Go through the lines of the material and tally those with the string "want"; reply with the number alone.
***
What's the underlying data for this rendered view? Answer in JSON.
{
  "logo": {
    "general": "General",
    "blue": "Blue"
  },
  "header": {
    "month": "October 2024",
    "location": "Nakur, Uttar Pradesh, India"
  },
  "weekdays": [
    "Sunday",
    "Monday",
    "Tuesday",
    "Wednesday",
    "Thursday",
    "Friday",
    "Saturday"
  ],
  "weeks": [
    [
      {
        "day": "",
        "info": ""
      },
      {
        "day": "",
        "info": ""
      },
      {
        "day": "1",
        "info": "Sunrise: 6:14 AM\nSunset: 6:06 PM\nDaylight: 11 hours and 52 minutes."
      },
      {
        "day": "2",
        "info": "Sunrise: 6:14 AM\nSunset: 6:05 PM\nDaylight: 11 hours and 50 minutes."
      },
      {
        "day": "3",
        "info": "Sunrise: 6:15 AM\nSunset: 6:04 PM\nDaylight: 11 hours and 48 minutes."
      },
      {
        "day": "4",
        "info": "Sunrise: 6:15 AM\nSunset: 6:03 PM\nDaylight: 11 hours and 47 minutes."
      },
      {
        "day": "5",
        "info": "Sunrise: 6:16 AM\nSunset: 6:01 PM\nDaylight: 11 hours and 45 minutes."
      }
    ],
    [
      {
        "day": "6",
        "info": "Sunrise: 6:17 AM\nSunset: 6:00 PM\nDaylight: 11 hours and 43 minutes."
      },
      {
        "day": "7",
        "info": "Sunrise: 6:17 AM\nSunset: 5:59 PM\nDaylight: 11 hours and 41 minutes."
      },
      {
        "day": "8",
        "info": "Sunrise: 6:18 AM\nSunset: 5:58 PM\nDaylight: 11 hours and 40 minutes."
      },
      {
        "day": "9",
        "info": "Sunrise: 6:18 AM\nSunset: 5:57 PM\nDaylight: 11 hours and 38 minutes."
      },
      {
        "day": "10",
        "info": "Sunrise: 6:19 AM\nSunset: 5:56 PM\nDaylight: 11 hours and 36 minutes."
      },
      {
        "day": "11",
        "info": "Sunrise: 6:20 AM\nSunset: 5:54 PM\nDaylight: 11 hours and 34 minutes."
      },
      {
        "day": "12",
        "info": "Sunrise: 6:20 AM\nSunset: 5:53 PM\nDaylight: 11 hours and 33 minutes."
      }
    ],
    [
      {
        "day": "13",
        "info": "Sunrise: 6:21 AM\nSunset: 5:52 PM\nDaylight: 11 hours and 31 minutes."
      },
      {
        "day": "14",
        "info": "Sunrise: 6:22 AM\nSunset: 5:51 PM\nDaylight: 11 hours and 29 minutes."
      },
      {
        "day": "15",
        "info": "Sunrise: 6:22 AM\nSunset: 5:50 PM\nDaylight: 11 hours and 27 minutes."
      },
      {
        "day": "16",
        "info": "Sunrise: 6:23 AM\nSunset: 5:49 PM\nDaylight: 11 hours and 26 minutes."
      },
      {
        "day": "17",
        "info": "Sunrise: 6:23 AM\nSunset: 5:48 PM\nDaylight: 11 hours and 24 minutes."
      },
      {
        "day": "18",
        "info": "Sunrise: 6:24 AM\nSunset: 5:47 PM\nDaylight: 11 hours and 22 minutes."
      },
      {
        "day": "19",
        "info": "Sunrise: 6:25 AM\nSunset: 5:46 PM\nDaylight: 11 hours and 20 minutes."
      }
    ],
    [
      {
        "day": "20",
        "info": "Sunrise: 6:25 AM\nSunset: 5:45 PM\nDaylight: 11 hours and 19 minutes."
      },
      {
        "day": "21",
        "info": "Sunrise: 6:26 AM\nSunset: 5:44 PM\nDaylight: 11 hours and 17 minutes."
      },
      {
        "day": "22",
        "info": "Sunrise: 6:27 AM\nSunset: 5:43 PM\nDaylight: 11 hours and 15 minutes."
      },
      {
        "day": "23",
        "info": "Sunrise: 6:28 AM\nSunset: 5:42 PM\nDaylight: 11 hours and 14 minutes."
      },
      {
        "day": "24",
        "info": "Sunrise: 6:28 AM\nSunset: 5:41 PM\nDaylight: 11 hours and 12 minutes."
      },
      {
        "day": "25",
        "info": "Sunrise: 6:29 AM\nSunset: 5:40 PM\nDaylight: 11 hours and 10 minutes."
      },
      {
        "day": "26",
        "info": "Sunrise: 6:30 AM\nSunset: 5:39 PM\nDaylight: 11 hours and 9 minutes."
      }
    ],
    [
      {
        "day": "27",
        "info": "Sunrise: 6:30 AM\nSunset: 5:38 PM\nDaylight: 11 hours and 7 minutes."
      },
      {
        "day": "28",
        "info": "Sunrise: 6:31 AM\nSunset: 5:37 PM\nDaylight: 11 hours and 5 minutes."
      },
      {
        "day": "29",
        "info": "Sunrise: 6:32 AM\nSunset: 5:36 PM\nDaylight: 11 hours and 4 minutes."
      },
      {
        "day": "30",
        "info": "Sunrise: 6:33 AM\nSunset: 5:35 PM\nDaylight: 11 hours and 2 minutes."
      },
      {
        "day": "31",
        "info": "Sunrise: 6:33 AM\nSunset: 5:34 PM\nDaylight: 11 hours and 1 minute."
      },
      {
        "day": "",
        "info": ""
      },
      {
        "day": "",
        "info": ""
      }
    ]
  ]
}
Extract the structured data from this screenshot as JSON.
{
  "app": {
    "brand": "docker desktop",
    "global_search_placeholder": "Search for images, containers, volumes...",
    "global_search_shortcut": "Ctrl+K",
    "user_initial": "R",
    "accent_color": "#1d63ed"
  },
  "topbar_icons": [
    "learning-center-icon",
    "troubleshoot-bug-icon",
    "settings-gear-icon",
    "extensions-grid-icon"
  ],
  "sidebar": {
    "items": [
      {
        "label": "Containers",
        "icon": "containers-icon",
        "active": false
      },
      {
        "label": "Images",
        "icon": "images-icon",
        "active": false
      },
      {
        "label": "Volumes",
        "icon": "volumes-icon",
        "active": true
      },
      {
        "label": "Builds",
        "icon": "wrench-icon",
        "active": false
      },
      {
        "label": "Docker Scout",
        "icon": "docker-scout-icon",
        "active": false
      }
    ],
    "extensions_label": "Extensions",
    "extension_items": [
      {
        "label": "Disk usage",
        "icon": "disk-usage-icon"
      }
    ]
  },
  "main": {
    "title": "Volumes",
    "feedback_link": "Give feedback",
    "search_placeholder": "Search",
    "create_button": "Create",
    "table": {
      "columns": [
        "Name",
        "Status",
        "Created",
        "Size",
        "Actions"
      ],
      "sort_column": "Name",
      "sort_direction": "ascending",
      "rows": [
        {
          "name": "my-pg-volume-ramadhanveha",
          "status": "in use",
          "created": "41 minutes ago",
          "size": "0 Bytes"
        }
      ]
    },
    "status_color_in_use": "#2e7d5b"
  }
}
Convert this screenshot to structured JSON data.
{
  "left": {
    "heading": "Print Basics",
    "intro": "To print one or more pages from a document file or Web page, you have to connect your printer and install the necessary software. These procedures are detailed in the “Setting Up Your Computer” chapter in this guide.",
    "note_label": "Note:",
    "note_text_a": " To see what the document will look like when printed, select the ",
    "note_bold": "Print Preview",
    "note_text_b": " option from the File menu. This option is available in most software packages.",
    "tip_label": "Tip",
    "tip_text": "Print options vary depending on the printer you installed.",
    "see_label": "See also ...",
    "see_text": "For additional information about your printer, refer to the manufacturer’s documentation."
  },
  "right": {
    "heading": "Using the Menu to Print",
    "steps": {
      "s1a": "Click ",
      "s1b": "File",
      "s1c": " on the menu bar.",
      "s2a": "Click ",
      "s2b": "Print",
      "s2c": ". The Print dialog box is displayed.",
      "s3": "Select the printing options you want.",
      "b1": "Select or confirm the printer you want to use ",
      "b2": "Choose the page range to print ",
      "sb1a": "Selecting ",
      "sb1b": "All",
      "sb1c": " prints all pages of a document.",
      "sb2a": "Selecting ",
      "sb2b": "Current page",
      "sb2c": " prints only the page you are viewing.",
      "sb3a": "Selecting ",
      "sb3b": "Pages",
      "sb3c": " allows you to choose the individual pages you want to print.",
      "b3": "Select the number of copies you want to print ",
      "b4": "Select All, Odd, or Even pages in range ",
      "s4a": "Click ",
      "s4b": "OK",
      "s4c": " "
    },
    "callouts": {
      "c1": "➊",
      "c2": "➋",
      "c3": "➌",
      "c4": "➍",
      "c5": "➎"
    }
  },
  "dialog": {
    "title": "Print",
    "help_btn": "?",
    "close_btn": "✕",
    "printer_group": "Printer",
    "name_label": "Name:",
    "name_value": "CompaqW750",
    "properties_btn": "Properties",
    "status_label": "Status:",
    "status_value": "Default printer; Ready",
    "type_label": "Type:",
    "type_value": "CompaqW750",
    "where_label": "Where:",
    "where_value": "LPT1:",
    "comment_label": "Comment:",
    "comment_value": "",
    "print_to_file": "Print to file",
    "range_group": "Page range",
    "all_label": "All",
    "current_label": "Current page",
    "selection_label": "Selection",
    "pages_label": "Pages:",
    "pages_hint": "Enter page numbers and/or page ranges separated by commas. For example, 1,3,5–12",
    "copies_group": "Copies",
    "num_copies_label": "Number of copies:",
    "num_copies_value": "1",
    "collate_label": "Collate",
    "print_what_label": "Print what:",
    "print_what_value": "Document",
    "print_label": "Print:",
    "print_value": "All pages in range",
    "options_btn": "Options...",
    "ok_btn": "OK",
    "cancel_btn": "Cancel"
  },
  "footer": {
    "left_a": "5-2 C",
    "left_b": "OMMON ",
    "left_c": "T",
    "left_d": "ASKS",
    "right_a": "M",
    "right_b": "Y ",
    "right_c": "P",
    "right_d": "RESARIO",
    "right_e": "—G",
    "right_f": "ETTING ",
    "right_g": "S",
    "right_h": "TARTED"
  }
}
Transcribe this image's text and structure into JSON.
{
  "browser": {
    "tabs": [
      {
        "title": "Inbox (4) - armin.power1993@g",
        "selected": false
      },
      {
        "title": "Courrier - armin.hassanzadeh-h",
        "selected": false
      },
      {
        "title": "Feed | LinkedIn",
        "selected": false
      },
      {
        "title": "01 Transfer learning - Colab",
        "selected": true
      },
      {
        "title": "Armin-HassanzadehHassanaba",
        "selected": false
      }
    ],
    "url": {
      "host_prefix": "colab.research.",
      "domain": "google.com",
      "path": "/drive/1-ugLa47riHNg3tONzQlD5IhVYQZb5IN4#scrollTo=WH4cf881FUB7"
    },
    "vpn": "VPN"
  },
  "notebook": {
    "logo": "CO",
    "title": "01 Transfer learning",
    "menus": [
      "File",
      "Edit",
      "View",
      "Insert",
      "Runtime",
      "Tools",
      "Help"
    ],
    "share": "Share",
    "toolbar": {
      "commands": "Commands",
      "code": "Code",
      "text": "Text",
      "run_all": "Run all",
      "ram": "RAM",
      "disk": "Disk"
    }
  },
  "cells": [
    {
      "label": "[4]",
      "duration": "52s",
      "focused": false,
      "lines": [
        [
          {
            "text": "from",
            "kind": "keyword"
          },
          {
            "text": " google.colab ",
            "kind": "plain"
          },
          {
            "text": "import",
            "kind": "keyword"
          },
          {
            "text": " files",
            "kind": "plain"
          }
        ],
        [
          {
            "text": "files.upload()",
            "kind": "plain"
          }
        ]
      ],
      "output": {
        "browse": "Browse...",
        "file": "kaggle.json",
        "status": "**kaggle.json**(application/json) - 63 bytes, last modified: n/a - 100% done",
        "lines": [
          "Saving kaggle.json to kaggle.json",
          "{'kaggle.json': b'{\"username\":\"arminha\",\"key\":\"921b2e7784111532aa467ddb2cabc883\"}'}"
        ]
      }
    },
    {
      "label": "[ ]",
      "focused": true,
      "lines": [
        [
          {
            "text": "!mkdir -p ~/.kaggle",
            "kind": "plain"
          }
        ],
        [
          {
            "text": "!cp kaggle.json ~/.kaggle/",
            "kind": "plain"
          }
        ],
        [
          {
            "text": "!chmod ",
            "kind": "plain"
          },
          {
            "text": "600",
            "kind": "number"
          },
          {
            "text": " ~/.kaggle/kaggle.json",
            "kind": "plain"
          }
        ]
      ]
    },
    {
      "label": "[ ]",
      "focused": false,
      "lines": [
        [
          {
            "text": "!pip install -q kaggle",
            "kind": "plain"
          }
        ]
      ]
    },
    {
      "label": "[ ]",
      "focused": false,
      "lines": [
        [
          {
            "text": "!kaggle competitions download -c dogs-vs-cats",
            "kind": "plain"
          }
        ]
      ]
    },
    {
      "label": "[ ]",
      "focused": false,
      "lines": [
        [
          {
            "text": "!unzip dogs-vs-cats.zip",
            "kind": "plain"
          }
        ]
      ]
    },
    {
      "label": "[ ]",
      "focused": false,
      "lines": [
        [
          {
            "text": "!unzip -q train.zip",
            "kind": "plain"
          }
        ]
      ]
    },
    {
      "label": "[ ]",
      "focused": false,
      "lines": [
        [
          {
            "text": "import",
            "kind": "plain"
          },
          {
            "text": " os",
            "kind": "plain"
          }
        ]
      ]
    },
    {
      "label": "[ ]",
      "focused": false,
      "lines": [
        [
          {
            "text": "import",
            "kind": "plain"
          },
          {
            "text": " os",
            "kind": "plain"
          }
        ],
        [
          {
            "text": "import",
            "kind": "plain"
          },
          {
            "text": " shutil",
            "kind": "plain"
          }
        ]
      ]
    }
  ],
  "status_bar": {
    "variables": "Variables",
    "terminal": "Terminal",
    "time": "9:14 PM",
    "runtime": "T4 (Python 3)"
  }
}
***
• **Exercise answer**
4